—October will see the release of Seven Psychopaths, in which “a struggling screenwriter inadvertently becomes entangled in the Los Angeles criminal underworld after his oddball friends kidnap a gangster’s beloved Shih Tzu.” Ensemble cast there including Woody Harrelson and Tom Waits, directed by Martin McDonagh. Apparently yet another CAA package. This is so much of a bigger ho hum they haven’t even released the trailer yet.
—He goes immediately from the Mary Poppins project onto Oscar-winning scribe Akiva Goldsman’s directorial debut, Winter’s Tale, co-starring Will Smith. Both Smith and Goldsman are repped by… you guessed it, CAA. This film is, “a fantasy story set in 19th Century and present-day Manhattan and revolves around a thief, a dying girl, and a flying white horse.”
Deck the halls with boughs of ho hums, falalalala-lalalala!
Colin, dude, I loves ya. I will always go to bat for you. I am not one to tell you what to do with your career, but if this next round of shoveling CAA crap doesn’t work, ditch ‘em. Our world is changing rapidly, nobody knows where we are going, but you are clearly better off with something else, anything else, than following that old-school Hollywood path; it’s vanishing before our very eyes.
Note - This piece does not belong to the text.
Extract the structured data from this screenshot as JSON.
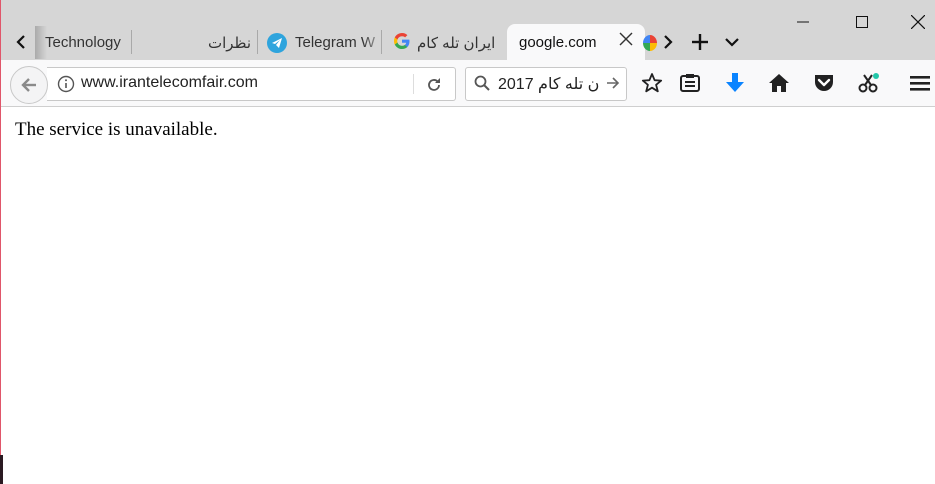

Whatever Nikki Finke and AO Scott say, and while you might not be able to open a film (but does anyone really these days?), you are still a star. A bit dimmed, sure. But there is a way to make that shine brightly again, and my feeling is it’s not by staying locked in the dark with the status quo.